═════ Available data ═════

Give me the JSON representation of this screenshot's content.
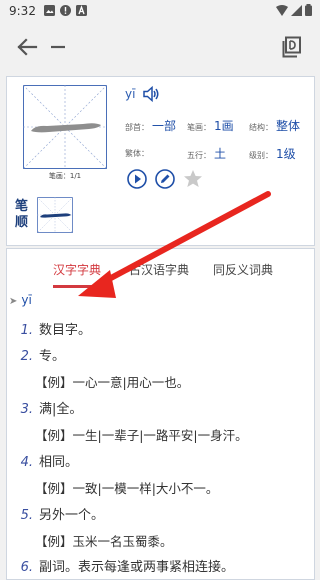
{
  "status_bar": {
    "time": "9:32"
  },
  "character": {
    "glyph": "一",
    "stroke_count_caption": "笔画：1/1",
    "pinyin": "yī",
    "attributes": [
      {
        "label": "部首：",
        "value": "一部"
      },
      {
        "label": "笔画：",
        "value": "1画"
      },
      {
        "label": "结构：",
        "value": "整体"
      },
      {
        "label": "繁体：",
        "value": ""
      },
      {
        "label": "五行：",
        "value": "土"
      },
      {
        "label": "级别：",
        "value": "1级"
      }
    ],
    "stroke_order_label": "笔顺"
  },
  "tabs": [
    {
      "label": "汉字字典",
      "active": true
    },
    {
      "label": "古汉语字典",
      "active": false
    },
    {
      "label": "同反义词典",
      "active": false
    }
  ],
  "entry": {
    "pinyin": "yī",
    "definitions": [
      {
        "num": "1.",
        "text": "数目字。",
        "example": ""
      },
      {
        "num": "2.",
        "text": "专。",
        "example": "【例】一心一意|用心一也。"
      },
      {
        "num": "3.",
        "text": "满|全。",
        "example": "【例】一生|一辈子|一路平安|一身汗。"
      },
      {
        "num": "4.",
        "text": "相同。",
        "example": "【例】一致|一模一样|大小不一。"
      },
      {
        "num": "5.",
        "text": "另外一个。",
        "example": "【例】玉米一名玉蜀黍。"
      },
      {
        "num": "6.",
        "text": "副词。表示每逢或两事紧相连接。",
        "example": ""
      }
    ]
  },
  "colors": {
    "accent_red": "#d3393f",
    "link_blue": "#1f4fa8",
    "annotation_arrow": "#e8261f"
  }
}
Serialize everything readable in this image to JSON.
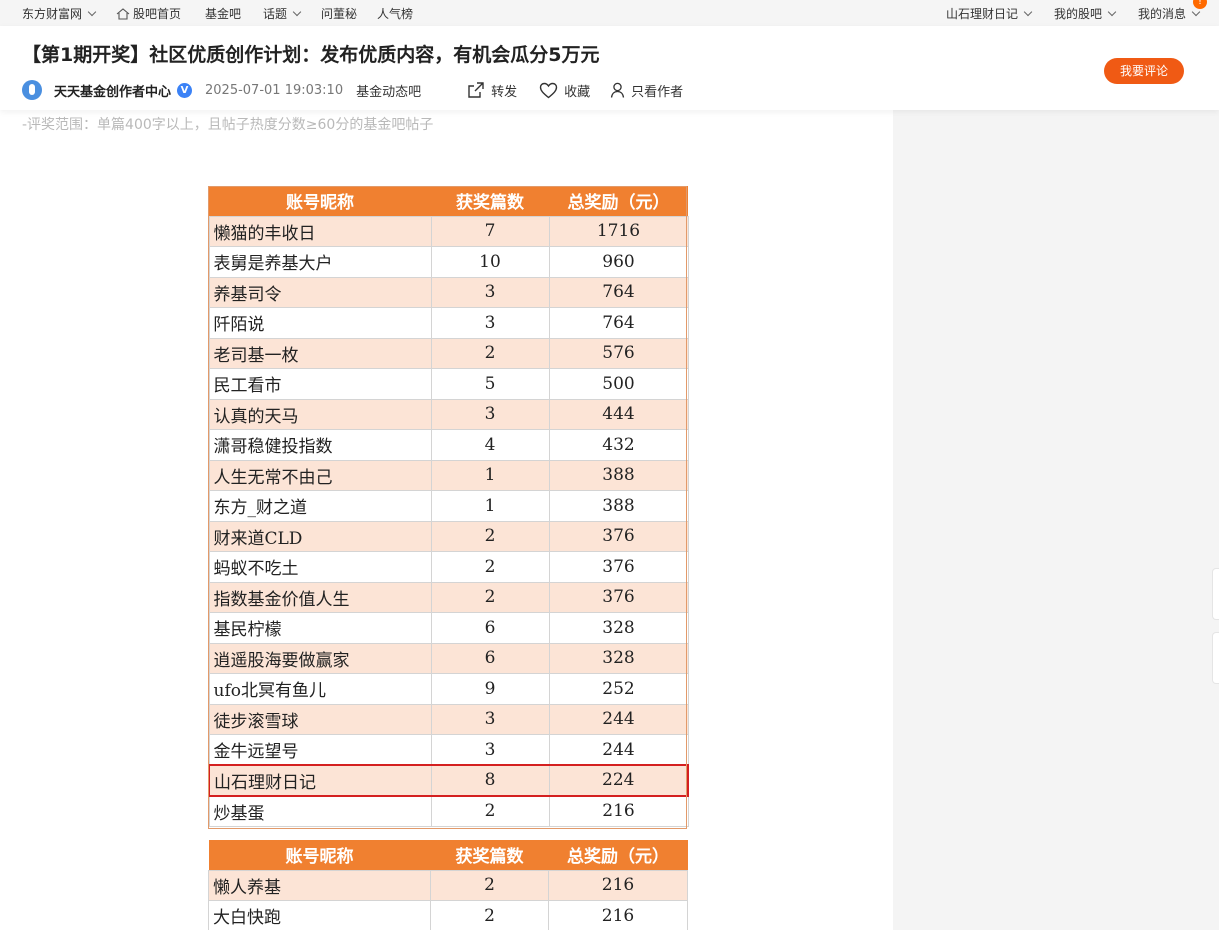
{
  "topnav": {
    "site": "东方财富网",
    "home": "股吧首页",
    "fund_bar": "基金吧",
    "topics": "话题",
    "ask_dongmi": "问董秘",
    "popular": "人气榜",
    "user": "山石理财日记",
    "my_bars": "我的股吧",
    "my_messages": "我的消息"
  },
  "post": {
    "title": "【第1期开奖】社区优质创作计划：发布优质内容，有机会瓜分5万元",
    "author": "天天基金创作者中心",
    "verified_mark": "V",
    "date": "2025-07-01 19:03:10",
    "bar": "基金动态吧",
    "share_label": "转发",
    "favorite_label": "收藏",
    "author_only_label": "只看作者",
    "comment_button": "我要评论",
    "rule_text": "-评奖范围：单篇400字以上，且帖子热度分数≥60分的基金吧帖子"
  },
  "award_table": {
    "headers": [
      "账号昵称",
      "获奖篇数",
      "总奖励（元）"
    ],
    "rows": [
      {
        "name": "懒猫的丰收日",
        "count": "7",
        "reward": "1716"
      },
      {
        "name": "表舅是养基大户",
        "count": "10",
        "reward": "960"
      },
      {
        "name": "养基司令",
        "count": "3",
        "reward": "764"
      },
      {
        "name": "阡陌说",
        "count": "3",
        "reward": "764"
      },
      {
        "name": "老司基一枚",
        "count": "2",
        "reward": "576"
      },
      {
        "name": "民工看市",
        "count": "5",
        "reward": "500"
      },
      {
        "name": "认真的天马",
        "count": "3",
        "reward": "444"
      },
      {
        "name": "潇哥稳健投指数",
        "count": "4",
        "reward": "432"
      },
      {
        "name": "人生无常不由己",
        "count": "1",
        "reward": "388"
      },
      {
        "name": "东方_财之道",
        "count": "1",
        "reward": "388"
      },
      {
        "name": "财来道CLD",
        "count": "2",
        "reward": "376"
      },
      {
        "name": "蚂蚁不吃土",
        "count": "2",
        "reward": "376"
      },
      {
        "name": "指数基金价值人生",
        "count": "2",
        "reward": "376"
      },
      {
        "name": "基民柠檬",
        "count": "6",
        "reward": "328"
      },
      {
        "name": "逍遥股海要做赢家",
        "count": "6",
        "reward": "328"
      },
      {
        "name": "ufo北冥有鱼儿",
        "count": "9",
        "reward": "252"
      },
      {
        "name": "徒步滚雪球",
        "count": "3",
        "reward": "244"
      },
      {
        "name": "金牛远望号",
        "count": "3",
        "reward": "244"
      },
      {
        "name": "山石理财日记",
        "count": "8",
        "reward": "224",
        "highlighted": true
      },
      {
        "name": "炒基蛋",
        "count": "2",
        "reward": "216"
      }
    ]
  },
  "award_table_2": {
    "headers": [
      "账号昵称",
      "获奖篇数",
      "总奖励（元）"
    ],
    "rows": [
      {
        "name": "懒人养基",
        "count": "2",
        "reward": "216"
      },
      {
        "name": "大白快跑",
        "count": "2",
        "reward": "216"
      }
    ]
  },
  "colors": {
    "header_orange": "#f08030",
    "row_stripe": "#fce4d6",
    "highlight_red": "#d42020",
    "comment_button": "#f05a14"
  }
}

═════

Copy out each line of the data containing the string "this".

Give me the JSON representation of this screenshot's content.
Serialize everything readable in this image to JSON.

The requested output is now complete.